This matrix of the derivatives of the loss with respect to the weights is simply obtained as the matrix product of the observation matrix and the matrix of the derivatives of the loss with respect to the scores \begin{align*} \begin{bmatrix} \sum_{i=1}^N \frac{\partial\mathcal{L}_i}{\partial f_1}\boldsymbol{x_i} & \cdots & \sum_{i=1}^N \frac{\partial\mathcal{L}_i}{\partial f_K}\boldsymbol{x_i}\\ \end{bmatrix} &= \begin{bmatrix} x_{11} & \cdots & x_{N1}\\ \vdots & \ddots & \vdots\\ x_{1D} & \cdots & x_{ND}\\ \end{bmatrix} \times \begin{bmatrix} \frac{\partial\mathcal{L}_1}{\partial f_1} & \cdots & \frac{\partial\mathcal{L}_1}{\partial f_K}\\ \vdots & \ddots & \vdots\\ \frac{\partial\mathcal{L}_N}{\partial f_1} & \cdots & \frac{\partial\mathcal{L}_N}{\partial f_K}\\ \end{bmatrix}\\ dW &= X^\top dF \end{align*}

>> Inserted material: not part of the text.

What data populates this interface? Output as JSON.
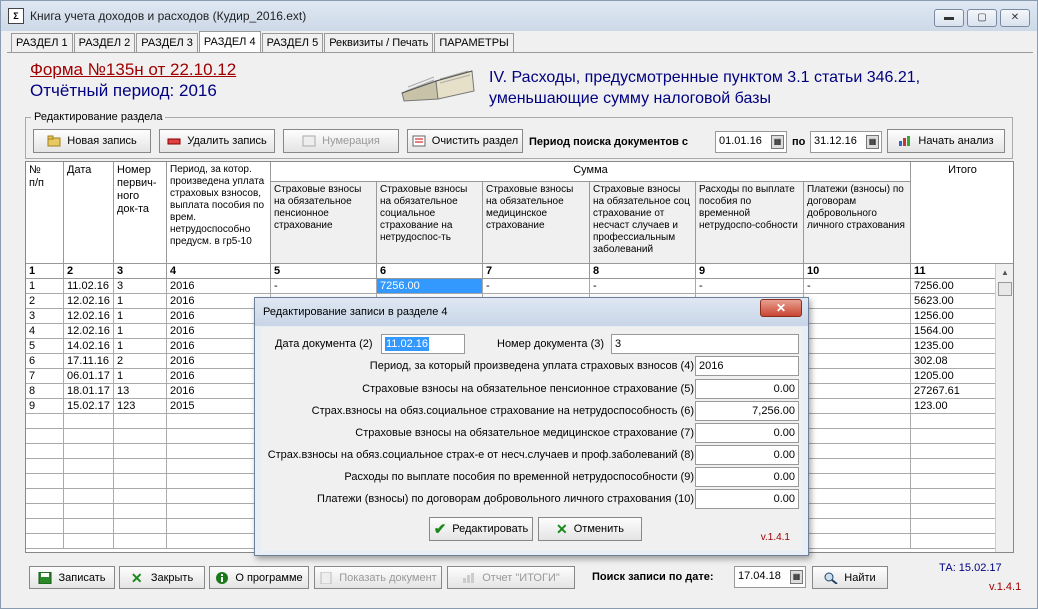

The derivative of the loss with respect to the biases is obtained similarly. Again using the chain rule,

\begin{align} \frac{\partial\mathcal{L}_i}{\partial b_j} &= \sum_{k=1}^K \frac{\partial\mathcal{L}_i}{\partial f_k}\times\frac{\partial f_k}{\partial b_j}\\ &= \frac{\partial\mathcal{L}_i}{\partial f_j}\times\frac{\partial f_j}{\partial b_j}\\ &= \frac{\partial\mathcal{L}_i}{\partial f_j}\times 1,\\ \end{align}

which follows from the derivative $\frac{\partial f_k}{\partial \boldsymbol{b_j}} = \mathbb{1}\left(j=k\right)$. The derivative of the loss across all observations is again obtained via summation

\begin{align*} \frac{\partial\mathcal{L}}{\partial b_j} &= \sum_{i=1}^N \frac{\partial\mathcal{L}_i}{\partial b_j}\\ &= \sum_{i=1}^N \frac{\partial\mathcal{L}_i}{\partial f_j}, \end{align*}

and therefore

\begin{align} db &= \begin{bmatrix} \sum_{i=1}^N \frac{\partial\mathcal{L}_i}{\partial f_1} \\ \vdots\\ \sum_{i=1}^N \frac{\partial\mathcal{L}_i}{\partial f_K}\\ \end{bmatrix} = \begin{bmatrix} \sum_{i=1}^N dF_{i1} \\ \vdots\\ \sum_{i=1}^N dF_{iK}\\ \end{bmatrix}.\\ \end{align}